The answer must be every line of the records below that contains the word "kind".

SOURCE DATA:
.....
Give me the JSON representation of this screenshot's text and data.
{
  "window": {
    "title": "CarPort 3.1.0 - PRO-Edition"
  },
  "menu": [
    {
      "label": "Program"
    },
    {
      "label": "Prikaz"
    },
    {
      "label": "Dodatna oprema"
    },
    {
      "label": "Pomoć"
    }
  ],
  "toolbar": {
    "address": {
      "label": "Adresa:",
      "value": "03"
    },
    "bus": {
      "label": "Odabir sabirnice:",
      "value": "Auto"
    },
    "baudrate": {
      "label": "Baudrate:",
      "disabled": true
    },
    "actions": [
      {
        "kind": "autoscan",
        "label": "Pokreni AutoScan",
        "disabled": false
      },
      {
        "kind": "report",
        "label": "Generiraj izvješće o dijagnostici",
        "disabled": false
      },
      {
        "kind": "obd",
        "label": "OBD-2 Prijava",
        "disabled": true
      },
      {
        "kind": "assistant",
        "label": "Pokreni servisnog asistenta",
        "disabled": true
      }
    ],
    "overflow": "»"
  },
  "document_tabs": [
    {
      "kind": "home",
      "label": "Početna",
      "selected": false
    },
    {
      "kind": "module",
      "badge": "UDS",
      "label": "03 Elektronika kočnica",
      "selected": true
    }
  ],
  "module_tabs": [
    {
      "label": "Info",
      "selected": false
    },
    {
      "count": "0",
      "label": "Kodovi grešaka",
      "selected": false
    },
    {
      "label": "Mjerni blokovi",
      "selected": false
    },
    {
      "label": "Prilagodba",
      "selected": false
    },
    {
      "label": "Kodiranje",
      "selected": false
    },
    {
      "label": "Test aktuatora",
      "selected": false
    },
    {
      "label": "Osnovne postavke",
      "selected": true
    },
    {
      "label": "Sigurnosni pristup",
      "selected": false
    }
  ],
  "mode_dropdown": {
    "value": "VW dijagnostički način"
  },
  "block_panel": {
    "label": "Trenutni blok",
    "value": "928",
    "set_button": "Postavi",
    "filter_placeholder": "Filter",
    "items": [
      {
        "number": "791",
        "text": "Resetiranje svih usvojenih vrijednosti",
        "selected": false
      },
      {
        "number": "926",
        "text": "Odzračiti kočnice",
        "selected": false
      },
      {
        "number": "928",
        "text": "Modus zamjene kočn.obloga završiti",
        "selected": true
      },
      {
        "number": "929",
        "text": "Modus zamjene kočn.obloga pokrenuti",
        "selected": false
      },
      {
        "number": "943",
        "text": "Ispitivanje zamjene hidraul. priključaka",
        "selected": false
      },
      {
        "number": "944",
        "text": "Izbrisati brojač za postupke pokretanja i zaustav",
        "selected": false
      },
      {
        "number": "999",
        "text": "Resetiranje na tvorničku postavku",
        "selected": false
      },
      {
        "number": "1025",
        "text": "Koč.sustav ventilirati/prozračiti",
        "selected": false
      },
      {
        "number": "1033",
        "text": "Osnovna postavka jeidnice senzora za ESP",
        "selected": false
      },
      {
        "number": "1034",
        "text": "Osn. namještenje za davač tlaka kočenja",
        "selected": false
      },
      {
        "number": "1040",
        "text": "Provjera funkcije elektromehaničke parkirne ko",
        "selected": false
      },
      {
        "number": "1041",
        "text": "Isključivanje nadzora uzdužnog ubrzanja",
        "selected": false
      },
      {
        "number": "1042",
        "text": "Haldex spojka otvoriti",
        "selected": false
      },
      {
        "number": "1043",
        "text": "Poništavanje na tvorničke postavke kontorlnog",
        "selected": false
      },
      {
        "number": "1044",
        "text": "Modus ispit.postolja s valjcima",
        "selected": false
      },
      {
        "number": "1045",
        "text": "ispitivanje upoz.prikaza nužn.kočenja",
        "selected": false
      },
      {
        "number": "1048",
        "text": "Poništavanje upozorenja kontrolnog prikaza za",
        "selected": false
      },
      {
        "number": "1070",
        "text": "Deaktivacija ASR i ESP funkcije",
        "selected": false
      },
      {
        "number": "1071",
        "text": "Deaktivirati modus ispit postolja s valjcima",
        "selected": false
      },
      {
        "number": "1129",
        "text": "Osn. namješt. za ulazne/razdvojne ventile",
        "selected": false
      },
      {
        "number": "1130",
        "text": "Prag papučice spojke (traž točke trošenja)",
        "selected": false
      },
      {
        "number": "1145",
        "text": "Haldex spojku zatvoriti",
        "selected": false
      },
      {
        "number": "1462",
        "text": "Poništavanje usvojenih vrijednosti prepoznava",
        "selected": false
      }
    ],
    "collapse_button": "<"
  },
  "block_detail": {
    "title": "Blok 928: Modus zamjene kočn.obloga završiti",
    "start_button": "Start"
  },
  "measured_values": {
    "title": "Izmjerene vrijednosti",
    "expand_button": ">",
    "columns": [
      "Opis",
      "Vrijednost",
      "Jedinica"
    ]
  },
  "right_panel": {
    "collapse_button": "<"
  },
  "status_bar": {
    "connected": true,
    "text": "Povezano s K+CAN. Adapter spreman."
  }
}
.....
PROBLEM SOLUTION:
        "kind": "autoscan",
        "kind": "report",
        "kind": "obd",
        "kind": "assistant",
      "kind": "home",
      "kind": "module",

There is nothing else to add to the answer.